A career of service to the public came to a bittersweet end when Eric Mager retired Aug. 31.

A career of service to the public came to a bittersweet end Aug. 31 when Eric Mager retired as deputy director of the North Whidbey Help House.

After 19 years at the Oak Harbor-based food bank, Mager said what he will miss most is the people he has come to befriend over nearly two decades of service.

Mager began his career in aviation electronics in the Navy, which brought him to Whidbey Island in 1983. He completed four tours from Naval Air Station Whidbey Island, then retired to Whidbey in 1999 after ending his career as a chief in Guam.

Mager earned a computer information systems degree from Skagit Valley College and worked for a few years in the tech industry, but found the field’s highly demanding work culture unsatisfying. He wanted to work with people, and increasingly, he felt himself being drawn toward social services.

He went back to school for a social services degree, which he wouldn’t finish, as he soon found a job in the field. For a school assignment, he interviewed the former director of the Help House. The director mentioned he was about to retire, and then-deputy director Jean Wieman would be stepping into his shoes. The Help House would soon be in need of a new deputy director.

Mager applied for the position and was hired shortly after in 2004.

The position has come with many responsibilities over the years, Mager said. He was in charge of managing and organizing the warehouse and freezer, sorting donations, overseeing the food bank’s participation in the U.S. Department of Agriculture Commodity Supplemental Food Program, submitting reports to the state, interfacing with grocery store managers that give food to the Help House and various administrative tasks.

Mager added that he has seen a lot of growth in the food bank over his 19 years working there. The Help House increased its capacity with the addition of a produce stand, a fridge for dairy and deli products and a large, walk-in freezer. As the population on the island has grown, the Help House has served more and more families monthly.

Mager’s favorite part about working at the Help House is interacting with all the members of the community that work together to make the food bank’s services happen. Local business owners, grocery store managers, community donors, members of nearby churches and other charitable organizations, donors, volunteers and clients have all become dear friends to Mager, he said.

“It’s just really an all around community interaction that keeps this place going,” he said.
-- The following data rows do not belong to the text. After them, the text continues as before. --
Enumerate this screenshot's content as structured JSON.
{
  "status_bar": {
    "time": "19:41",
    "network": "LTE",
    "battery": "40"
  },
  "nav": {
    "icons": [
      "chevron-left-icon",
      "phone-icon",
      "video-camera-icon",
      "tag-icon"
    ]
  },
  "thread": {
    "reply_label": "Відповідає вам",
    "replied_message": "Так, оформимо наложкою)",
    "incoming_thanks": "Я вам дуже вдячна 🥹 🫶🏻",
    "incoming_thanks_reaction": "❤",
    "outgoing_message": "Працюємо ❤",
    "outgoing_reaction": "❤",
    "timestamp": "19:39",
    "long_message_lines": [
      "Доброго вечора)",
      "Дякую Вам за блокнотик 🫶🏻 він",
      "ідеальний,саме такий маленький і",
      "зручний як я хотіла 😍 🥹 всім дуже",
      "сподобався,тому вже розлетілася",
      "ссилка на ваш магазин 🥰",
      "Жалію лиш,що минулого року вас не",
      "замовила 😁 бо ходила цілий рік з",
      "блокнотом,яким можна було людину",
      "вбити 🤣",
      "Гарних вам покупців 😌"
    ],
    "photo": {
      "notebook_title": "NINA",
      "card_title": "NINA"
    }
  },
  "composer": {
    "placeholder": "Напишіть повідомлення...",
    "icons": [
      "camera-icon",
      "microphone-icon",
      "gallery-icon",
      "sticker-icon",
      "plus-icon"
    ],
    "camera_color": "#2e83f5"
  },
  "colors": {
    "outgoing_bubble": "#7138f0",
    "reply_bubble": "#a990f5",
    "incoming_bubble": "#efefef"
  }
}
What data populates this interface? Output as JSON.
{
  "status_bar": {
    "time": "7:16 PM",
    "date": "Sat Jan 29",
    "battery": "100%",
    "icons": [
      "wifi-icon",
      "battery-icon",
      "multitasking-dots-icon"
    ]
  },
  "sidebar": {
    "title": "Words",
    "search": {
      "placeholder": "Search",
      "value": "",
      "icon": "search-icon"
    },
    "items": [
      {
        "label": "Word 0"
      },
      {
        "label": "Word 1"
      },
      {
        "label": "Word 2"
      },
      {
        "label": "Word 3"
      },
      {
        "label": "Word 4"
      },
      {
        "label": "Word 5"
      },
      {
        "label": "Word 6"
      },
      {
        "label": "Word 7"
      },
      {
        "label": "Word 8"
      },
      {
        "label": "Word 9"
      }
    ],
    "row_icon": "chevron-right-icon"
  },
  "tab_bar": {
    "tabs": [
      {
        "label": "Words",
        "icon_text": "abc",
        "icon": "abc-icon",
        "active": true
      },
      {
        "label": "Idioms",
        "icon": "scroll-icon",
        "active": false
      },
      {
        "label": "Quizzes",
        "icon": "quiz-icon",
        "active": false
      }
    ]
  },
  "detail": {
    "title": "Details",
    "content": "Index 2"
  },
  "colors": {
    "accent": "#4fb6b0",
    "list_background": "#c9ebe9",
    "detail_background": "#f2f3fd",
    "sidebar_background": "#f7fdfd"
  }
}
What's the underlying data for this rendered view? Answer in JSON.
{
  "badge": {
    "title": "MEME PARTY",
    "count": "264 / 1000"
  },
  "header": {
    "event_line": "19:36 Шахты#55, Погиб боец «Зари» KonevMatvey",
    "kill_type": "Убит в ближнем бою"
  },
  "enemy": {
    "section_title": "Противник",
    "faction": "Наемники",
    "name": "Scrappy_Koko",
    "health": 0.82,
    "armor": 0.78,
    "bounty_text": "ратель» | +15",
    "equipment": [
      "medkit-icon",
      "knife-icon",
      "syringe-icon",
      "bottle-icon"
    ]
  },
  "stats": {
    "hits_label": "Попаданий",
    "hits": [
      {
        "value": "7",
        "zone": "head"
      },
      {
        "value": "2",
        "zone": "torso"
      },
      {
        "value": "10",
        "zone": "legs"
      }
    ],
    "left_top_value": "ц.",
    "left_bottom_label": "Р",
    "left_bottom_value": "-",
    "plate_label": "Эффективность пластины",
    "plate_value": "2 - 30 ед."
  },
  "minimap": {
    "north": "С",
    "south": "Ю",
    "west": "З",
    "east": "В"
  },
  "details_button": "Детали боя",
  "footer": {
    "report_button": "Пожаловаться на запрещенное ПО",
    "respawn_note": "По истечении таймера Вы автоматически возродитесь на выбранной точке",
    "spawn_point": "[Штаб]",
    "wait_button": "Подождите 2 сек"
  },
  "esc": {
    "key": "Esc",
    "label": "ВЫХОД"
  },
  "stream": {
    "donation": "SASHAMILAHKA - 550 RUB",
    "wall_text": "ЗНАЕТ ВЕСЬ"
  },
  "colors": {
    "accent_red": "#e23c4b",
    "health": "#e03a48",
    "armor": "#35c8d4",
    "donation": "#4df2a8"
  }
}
For this reason, he had mixed feelings approaching his retirement last week, but overall, he said he felt good about it. In retirement, Mager said he plans to take some more classes at the college, perhaps travel a little and maybe even continue volunteering at the Help House.